■ YOUR INSTRUCTIONS:
The result should be the full listing copied exactly, with no pictures in it.

■ EXCERPTED DATA:
-- Opening Marker --

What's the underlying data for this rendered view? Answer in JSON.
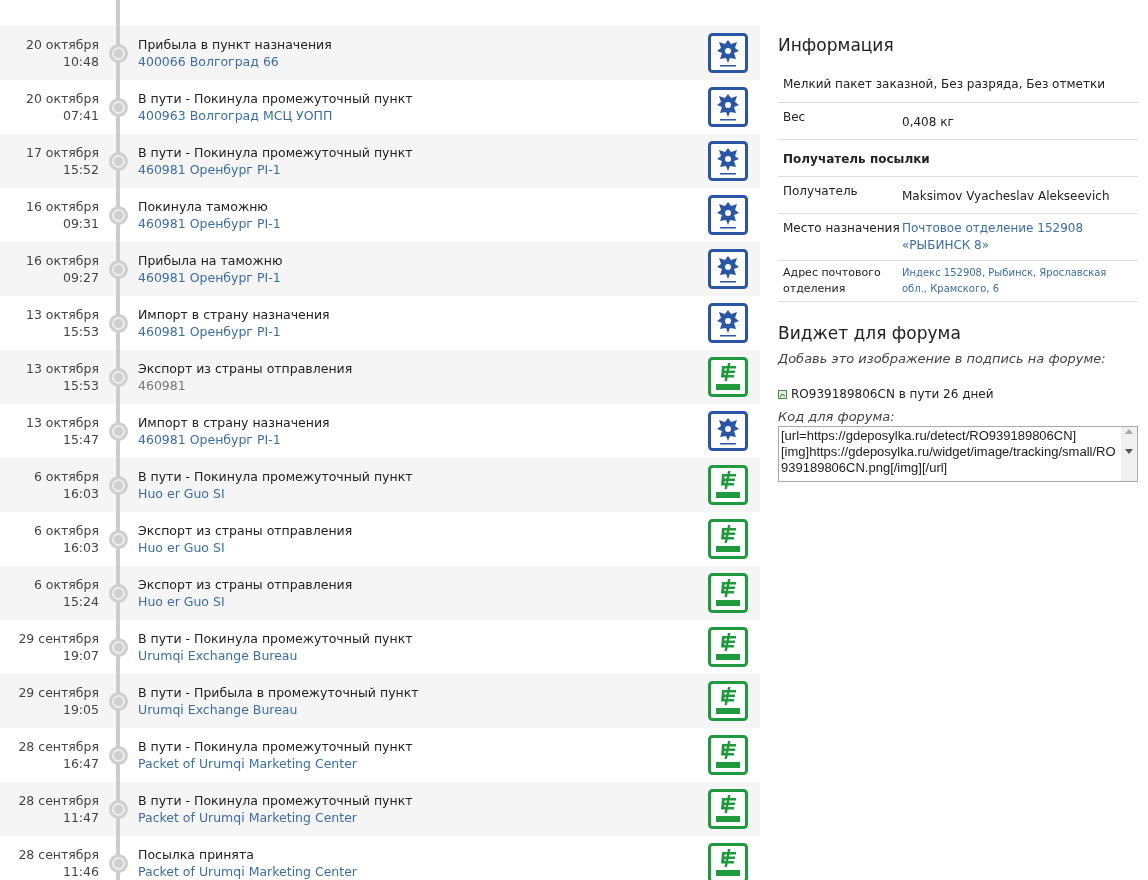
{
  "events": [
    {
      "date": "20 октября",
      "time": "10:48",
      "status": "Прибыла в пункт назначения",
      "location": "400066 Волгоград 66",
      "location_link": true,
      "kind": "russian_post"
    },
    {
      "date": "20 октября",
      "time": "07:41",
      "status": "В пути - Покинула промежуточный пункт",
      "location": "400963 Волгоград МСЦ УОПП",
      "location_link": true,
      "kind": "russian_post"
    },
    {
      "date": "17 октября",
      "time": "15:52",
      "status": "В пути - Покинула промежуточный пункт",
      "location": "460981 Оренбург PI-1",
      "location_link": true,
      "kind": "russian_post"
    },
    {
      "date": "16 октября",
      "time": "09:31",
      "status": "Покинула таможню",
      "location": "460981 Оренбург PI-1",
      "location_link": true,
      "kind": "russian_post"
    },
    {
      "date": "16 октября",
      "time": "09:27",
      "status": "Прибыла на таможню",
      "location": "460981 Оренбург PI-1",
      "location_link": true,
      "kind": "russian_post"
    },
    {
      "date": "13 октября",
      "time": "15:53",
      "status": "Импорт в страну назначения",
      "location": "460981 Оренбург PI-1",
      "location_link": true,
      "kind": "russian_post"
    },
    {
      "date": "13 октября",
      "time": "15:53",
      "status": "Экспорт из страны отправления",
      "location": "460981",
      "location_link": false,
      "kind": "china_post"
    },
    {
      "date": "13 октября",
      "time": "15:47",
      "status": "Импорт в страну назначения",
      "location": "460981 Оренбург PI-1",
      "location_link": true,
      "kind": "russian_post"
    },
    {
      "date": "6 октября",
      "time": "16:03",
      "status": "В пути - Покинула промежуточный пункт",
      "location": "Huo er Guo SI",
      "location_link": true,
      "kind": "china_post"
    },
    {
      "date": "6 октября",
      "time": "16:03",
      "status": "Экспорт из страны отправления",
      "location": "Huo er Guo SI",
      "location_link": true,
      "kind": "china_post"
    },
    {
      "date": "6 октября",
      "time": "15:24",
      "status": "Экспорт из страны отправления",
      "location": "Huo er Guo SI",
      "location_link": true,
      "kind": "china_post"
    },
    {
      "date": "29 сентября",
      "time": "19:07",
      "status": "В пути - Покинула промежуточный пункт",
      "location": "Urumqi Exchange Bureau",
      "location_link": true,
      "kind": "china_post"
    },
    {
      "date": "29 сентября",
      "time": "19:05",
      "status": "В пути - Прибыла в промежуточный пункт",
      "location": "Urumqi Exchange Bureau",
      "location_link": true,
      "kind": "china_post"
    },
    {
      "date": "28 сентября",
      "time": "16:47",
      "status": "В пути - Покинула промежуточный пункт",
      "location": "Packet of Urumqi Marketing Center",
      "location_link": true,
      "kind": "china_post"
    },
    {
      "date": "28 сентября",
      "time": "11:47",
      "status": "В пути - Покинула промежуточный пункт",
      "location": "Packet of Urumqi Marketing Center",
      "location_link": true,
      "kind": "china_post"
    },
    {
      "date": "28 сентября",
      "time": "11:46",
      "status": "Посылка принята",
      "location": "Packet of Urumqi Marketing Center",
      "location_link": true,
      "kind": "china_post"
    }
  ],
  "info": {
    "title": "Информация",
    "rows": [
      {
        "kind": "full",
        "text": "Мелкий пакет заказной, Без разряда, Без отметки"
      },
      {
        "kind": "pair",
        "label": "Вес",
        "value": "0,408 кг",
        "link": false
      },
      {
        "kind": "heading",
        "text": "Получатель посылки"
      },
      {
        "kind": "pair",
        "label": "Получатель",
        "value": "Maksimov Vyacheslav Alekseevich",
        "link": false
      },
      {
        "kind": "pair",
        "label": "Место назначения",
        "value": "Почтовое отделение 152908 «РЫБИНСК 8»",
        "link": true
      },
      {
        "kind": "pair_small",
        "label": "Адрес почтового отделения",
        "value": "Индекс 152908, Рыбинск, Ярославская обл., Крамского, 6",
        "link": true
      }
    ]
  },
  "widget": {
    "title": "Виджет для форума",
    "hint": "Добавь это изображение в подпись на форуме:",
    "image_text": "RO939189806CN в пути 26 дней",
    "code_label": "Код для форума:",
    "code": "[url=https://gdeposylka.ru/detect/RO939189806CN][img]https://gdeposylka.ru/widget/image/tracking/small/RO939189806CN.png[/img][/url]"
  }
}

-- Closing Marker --

■ EXPECTED ANSWER:
What's the underlying data for this rendered view? Answer in JSON.
{
  "events": [
    {
      "date": "20 октября",
      "time": "10:48",
      "status": "Прибыла в пункт назначения",
      "location": "400066 Волгоград 66",
      "location_link": true,
      "kind": "russian_post"
    },
    {
      "date": "20 октября",
      "time": "07:41",
      "status": "В пути - Покинула промежуточный пункт",
      "location": "400963 Волгоград МСЦ УОПП",
      "location_link": true,
      "kind": "russian_post"
    },
    {
      "date": "17 октября",
      "time": "15:52",
      "status": "В пути - Покинула промежуточный пункт",
      "location": "460981 Оренбург PI-1",
      "location_link": true,
      "kind": "russian_post"
    },
    {
      "date": "16 октября",
      "time": "09:31",
      "status": "Покинула таможню",
      "location": "460981 Оренбург PI-1",
      "location_link": true,
      "kind": "russian_post"
    },
    {
      "date": "16 октября",
      "time": "09:27",
      "status": "Прибыла на таможню",
      "location": "460981 Оренбург PI-1",
      "location_link": true,
      "kind": "russian_post"
    },
    {
      "date": "13 октября",
      "time": "15:53",
      "status": "Импорт в страну назначения",
      "location": "460981 Оренбург PI-1",
      "location_link": true,
      "kind": "russian_post"
    },
    {
      "date": "13 октября",
      "time": "15:53",
      "status": "Экспорт из страны отправления",
      "location": "460981",
      "location_link": false,
      "kind": "china_post"
    },
    {
      "date": "13 октября",
      "time": "15:47",
      "status": "Импорт в страну назначения",
      "location": "460981 Оренбург PI-1",
      "location_link": true,
      "kind": "russian_post"
    },
    {
      "date": "6 октября",
      "time": "16:03",
      "status": "В пути - Покинула промежуточный пункт",
      "location": "Huo er Guo SI",
      "location_link": true,
      "kind": "china_post"
    },
    {
      "date": "6 октября",
      "time": "16:03",
      "status": "Экспорт из страны отправления",
      "location": "Huo er Guo SI",
      "location_link": true,
      "kind": "china_post"
    },
    {
      "date": "6 октября",
      "time": "15:24",
      "status": "Экспорт из страны отправления",
      "location": "Huo er Guo SI",
      "location_link": true,
      "kind": "china_post"
    },
    {
      "date": "29 сентября",
      "time": "19:07",
      "status": "В пути - Покинула промежуточный пункт",
      "location": "Urumqi Exchange Bureau",
      "location_link": true,
      "kind": "china_post"
    },
    {
      "date": "29 сентября",
      "time": "19:05",
      "status": "В пути - Прибыла в промежуточный пункт",
      "location": "Urumqi Exchange Bureau",
      "location_link": true,
      "kind": "china_post"
    },
    {
      "date": "28 сентября",
      "time": "16:47",
      "status": "В пути - Покинула промежуточный пункт",
      "location": "Packet of Urumqi Marketing Center",
      "location_link": true,
      "kind": "china_post"
    },
    {
      "date": "28 сентября",
      "time": "11:47",
      "status": "В пути - Покинула промежуточный пункт",
      "location": "Packet of Urumqi Marketing Center",
      "location_link": true,
      "kind": "china_post"
    },
    {
      "date": "28 сентября",
      "time": "11:46",
      "status": "Посылка принята",
      "location": "Packet of Urumqi Marketing Center",
      "location_link": true,
      "kind": "china_post"
    }
  ],
  "info": {
    "title": "Информация",
    "rows": [
      {
        "kind": "full",
        "text": "Мелкий пакет заказной, Без разряда, Без отметки"
      },
      {
        "kind": "pair",
        "label": "Вес",
        "value": "0,408 кг",
        "link": false
      },
      {
        "kind": "heading",
        "text": "Получатель посылки"
      },
      {
        "kind": "pair",
        "label": "Получатель",
        "value": "Maksimov Vyacheslav Alekseevich",
        "link": false
      },
      {
        "kind": "pair",
        "label": "Место назначения",
        "value": "Почтовое отделение 152908 «РЫБИНСК 8»",
        "link": true
      },
      {
        "kind": "pair_small",
        "label": "Адрес почтового отделения",
        "value": "Индекс 152908, Рыбинск, Ярославская обл., Крамского, 6",
        "link": true
      }
    ]
  },
  "widget": {
    "title": "Виджет для форума",
    "hint": "Добавь это изображение в подпись на форуме:",
    "image_text": "RO939189806CN в пути 26 дней",
    "code_label": "Код для форума:",
    "code": "[url=https://gdeposylka.ru/detect/RO939189806CN][img]https://gdeposylka.ru/widget/image/tracking/small/RO939189806CN.png[/img][/url]"
  }
}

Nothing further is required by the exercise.